Your job is to restate each entry word for word.

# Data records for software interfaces
+---+

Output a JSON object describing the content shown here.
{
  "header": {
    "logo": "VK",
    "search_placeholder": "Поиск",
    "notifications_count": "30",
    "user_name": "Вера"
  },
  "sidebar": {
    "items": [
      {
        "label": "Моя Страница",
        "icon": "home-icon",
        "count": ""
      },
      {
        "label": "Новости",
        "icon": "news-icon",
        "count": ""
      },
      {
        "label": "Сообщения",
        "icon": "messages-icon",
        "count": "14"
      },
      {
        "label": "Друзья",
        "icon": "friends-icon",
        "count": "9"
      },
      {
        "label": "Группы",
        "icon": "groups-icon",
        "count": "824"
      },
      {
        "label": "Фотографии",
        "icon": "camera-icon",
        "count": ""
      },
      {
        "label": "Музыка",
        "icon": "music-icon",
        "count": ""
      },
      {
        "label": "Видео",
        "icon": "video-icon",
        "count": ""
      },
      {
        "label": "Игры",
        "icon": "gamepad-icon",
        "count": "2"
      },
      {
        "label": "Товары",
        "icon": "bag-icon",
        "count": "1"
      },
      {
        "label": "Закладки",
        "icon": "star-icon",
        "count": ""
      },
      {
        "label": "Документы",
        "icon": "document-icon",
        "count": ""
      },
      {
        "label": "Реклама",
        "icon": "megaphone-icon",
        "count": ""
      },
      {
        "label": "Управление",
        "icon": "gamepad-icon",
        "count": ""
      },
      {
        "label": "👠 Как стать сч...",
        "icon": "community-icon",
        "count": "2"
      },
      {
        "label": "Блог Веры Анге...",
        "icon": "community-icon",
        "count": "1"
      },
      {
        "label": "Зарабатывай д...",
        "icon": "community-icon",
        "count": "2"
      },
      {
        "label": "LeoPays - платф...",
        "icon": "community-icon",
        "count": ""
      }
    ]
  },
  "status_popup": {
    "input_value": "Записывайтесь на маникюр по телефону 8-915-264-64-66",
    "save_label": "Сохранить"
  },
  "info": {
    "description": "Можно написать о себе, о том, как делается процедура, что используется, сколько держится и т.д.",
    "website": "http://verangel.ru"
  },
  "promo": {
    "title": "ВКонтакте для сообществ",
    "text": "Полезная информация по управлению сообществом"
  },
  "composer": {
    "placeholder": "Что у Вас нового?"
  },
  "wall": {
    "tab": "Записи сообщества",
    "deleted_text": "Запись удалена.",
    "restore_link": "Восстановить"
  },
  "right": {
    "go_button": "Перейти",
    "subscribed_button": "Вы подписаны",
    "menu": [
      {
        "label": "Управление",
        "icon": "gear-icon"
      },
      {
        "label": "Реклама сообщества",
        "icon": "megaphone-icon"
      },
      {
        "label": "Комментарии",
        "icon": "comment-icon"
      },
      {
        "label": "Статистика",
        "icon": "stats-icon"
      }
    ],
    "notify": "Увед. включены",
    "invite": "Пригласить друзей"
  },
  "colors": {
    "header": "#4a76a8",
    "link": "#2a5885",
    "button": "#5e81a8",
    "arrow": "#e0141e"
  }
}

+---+

# Exercise result
Output a JSON object describing the content shown here.
{
  "header": {
    "logo": "VK",
    "search_placeholder": "Поиск",
    "notifications_count": "30",
    "user_name": "Вера"
  },
  "sidebar": {
    "items": [
      {
        "label": "Моя Страница",
        "icon": "home-icon",
        "count": ""
      },
      {
        "label": "Новости",
        "icon": "news-icon",
        "count": ""
      },
      {
        "label": "Сообщения",
        "icon": "messages-icon",
        "count": "14"
      },
      {
        "label": "Друзья",
        "icon": "friends-icon",
        "count": "9"
      },
      {
        "label": "Группы",
        "icon": "groups-icon",
        "count": "824"
      },
      {
        "label": "Фотографии",
        "icon": "camera-icon",
        "count": ""
      },
      {
        "label": "Музыка",
        "icon": "music-icon",
        "count": ""
      },
      {
        "label": "Видео",
        "icon": "video-icon",
        "count": ""
      },
      {
        "label": "Игры",
        "icon": "gamepad-icon",
        "count": "2"
      },
      {
        "label": "Товары",
        "icon": "bag-icon",
        "count": "1"
      },
      {
        "label": "Закладки",
        "icon": "star-icon",
        "count": ""
      },
      {
        "label": "Документы",
        "icon": "document-icon",
        "count": ""
      },
      {
        "label": "Реклама",
        "icon": "megaphone-icon",
        "count": ""
      },
      {
        "label": "Управление",
        "icon": "gamepad-icon",
        "count": ""
      },
      {
        "label": "👠 Как стать сч...",
        "icon": "community-icon",
        "count": "2"
      },
      {
        "label": "Блог Веры Анге...",
        "icon": "community-icon",
        "count": "1"
      },
      {
        "label": "Зарабатывай д...",
        "icon": "community-icon",
        "count": "2"
      },
      {
        "label": "LeoPays - платф...",
        "icon": "community-icon",
        "count": ""
      }
    ]
  },
  "status_popup": {
    "input_value": "Записывайтесь на маникюр по телефону 8-915-264-64-66",
    "save_label": "Сохранить"
  },
  "info": {
    "description": "Можно написать о себе, о том, как делается процедура, что используется, сколько держится и т.д.",
    "website": "http://verangel.ru"
  },
  "promo": {
    "title": "ВКонтакте для сообществ",
    "text": "Полезная информация по управлению сообществом"
  },
  "composer": {
    "placeholder": "Что у Вас нового?"
  },
  "wall": {
    "tab": "Записи сообщества",
    "deleted_text": "Запись удалена.",
    "restore_link": "Восстановить"
  },
  "right": {
    "go_button": "Перейти",
    "subscribed_button": "Вы подписаны",
    "menu": [
      {
        "label": "Управление",
        "icon": "gear-icon"
      },
      {
        "label": "Реклама сообщества",
        "icon": "megaphone-icon"
      },
      {
        "label": "Комментарии",
        "icon": "comment-icon"
      },
      {
        "label": "Статистика",
        "icon": "stats-icon"
      }
    ],
    "notify": "Увед. включены",
    "invite": "Пригласить друзей"
  },
  "colors": {
    "header": "#4a76a8",
    "link": "#2a5885",
    "button": "#5e81a8",
    "arrow": "#e0141e"
  }
}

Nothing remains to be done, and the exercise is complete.